As organisations expand, it is crucial that their technology systems develop in tandem, so they are able to best support, facilitate and protect business growth. Many companies, SMEs in particular, find that as they grow, the volume of data they send, receive and store grows exponentially, whether that be in the form of employee data, customer data or simply administrative content.
Businesses will start to find that their existing storage systems cannot cope with the influx of data and are liable to crash, not back-up data or store it in a way that leaves it vulnerable to ransomware attacks. If businesses fail to invest in scalable storage architecture or don’t work with Managed Service Providers (MSPs) to scale as they grow, they are at risk of out-growing their storage architecture, potentially leading to catastrophic consequences, including data loss and increased vulnerability to ransomware attacks.
Research from the British Insurance Broker’s Association (BIBA) actually shows that approximately 90% of businesses that lose data are forced to close within two years. Businesses, particularly SMEs, simply cannot afford to take shortcuts here. Business systems must be truly scalable if a company is to fulfil its potential for growth. In addition, ransomware attacks are now almost inevitable, with the Cyber Security Breaches Survey 2018 finding that 43% of businesses have experienced breaches or cyber-attacks in the last 12 months. This means storage systems also need to provide continuous monitoring, encryption and data retrievability options.
But when a business is growing quickly, processes often aren’t in place to ensure that storage requirements are kept up-to-date. There are a number of steps businesses can take to make sure their technology, particularly storage, grows with them:
Businesses should deploy self-organising storage that applies intelligence and, specifically, machine learning to the management of information. Real-time analytics done by the storage system itself decide what the optimal placement for data is and what the necessary protection for any element of information within a dataset may be. Don’t go out and buy a storage system that you hope will be sufficient five years from now.
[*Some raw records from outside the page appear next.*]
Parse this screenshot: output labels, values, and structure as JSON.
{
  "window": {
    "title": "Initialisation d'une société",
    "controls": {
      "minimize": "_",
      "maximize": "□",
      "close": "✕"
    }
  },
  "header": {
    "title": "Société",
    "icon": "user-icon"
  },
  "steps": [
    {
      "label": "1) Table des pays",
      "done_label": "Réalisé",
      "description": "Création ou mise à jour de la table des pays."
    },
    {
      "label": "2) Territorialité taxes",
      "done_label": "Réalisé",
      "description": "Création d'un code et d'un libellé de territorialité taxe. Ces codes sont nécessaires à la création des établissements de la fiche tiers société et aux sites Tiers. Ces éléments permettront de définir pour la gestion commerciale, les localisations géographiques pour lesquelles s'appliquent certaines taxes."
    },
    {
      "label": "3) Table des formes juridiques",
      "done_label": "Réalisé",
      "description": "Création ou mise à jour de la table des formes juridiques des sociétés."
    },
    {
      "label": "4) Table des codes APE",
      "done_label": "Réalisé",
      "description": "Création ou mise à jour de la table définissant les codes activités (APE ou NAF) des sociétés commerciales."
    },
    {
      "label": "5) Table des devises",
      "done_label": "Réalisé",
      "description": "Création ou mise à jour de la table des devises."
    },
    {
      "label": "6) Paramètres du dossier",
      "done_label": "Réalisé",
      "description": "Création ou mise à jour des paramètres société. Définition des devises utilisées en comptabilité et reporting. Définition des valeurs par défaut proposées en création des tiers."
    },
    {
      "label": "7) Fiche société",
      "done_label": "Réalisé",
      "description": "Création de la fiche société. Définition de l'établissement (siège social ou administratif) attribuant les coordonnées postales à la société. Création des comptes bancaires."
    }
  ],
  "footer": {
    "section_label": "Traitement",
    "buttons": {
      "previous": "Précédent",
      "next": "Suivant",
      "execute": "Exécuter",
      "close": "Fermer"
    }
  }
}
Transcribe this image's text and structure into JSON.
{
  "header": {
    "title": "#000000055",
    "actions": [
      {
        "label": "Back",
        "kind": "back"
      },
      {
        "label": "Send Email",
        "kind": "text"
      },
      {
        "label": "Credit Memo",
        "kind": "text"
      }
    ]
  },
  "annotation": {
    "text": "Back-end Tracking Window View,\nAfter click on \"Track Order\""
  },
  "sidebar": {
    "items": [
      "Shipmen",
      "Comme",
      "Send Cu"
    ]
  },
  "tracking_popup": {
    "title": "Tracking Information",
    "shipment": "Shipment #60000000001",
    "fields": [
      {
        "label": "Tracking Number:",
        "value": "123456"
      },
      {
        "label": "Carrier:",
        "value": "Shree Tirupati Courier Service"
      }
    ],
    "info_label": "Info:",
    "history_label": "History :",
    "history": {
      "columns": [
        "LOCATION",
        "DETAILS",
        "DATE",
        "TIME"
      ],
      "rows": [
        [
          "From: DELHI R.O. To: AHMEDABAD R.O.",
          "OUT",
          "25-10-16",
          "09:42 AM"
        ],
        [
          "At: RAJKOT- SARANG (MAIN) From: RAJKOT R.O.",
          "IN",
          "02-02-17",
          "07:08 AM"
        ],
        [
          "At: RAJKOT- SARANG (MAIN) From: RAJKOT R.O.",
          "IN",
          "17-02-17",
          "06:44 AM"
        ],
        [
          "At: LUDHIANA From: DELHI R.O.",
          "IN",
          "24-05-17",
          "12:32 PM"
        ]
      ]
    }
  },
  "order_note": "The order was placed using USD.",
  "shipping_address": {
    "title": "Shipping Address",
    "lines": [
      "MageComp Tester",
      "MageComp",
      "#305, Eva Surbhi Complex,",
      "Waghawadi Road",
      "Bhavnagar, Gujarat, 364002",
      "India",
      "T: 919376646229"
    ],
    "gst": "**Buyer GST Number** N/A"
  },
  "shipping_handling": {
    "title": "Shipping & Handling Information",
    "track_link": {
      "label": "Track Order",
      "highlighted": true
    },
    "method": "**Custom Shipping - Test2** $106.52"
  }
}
The digital world moves far too fast and is far too fluid for that kind of guesswork.
Disaster Recovery Plan
A Disaster Recovery (DR) plan outlines the technology, processes and procedures that are necessary to recover vital IT business data after an emergency or crisis. The objective is to get data restored and the business up and running again in the shortest time possible. In the case of an emergency, the DR plan will list the steps needed to recover networks, servers, laptops/desktops, data and connectivity. The need for a structured data storage system is only exacerbated by the recent GDPR regulation that requires organisations of all sizes to comply with data security regulations or risk being faced with a substantial financial penalty.
Disaster Recovery is a classic example for a situation where Managed Service Providers (MSPs) can be an SME’s best friend by offering Disaster Recovery as a Service (DRaaS). A strategic offering that provides fully integrated, on-premise, off-premise, and cloud solution, DRaaS allows customers to instantly spin up a virtual server or entire infrastructure in the cloud. This means they can rely on a perfect working replica while they rebuild their on-premise environment in the background.
Arguably the most business-critical step SMEs need to take is recognising the importance of putting storage and data backup at the top of their list of priorities. Businesses know that just one data breach for example can cost a company millions, as well as plenty of indirect costs too. Whether it’s working to ensure your storage can scale as your business grows, or working with an MSP who can tailor the service to your requirements, rapidly growing businesses can’t afford to sit back and watch one of the most important assets in this day and age, data, go unprotected or stored inappropriately.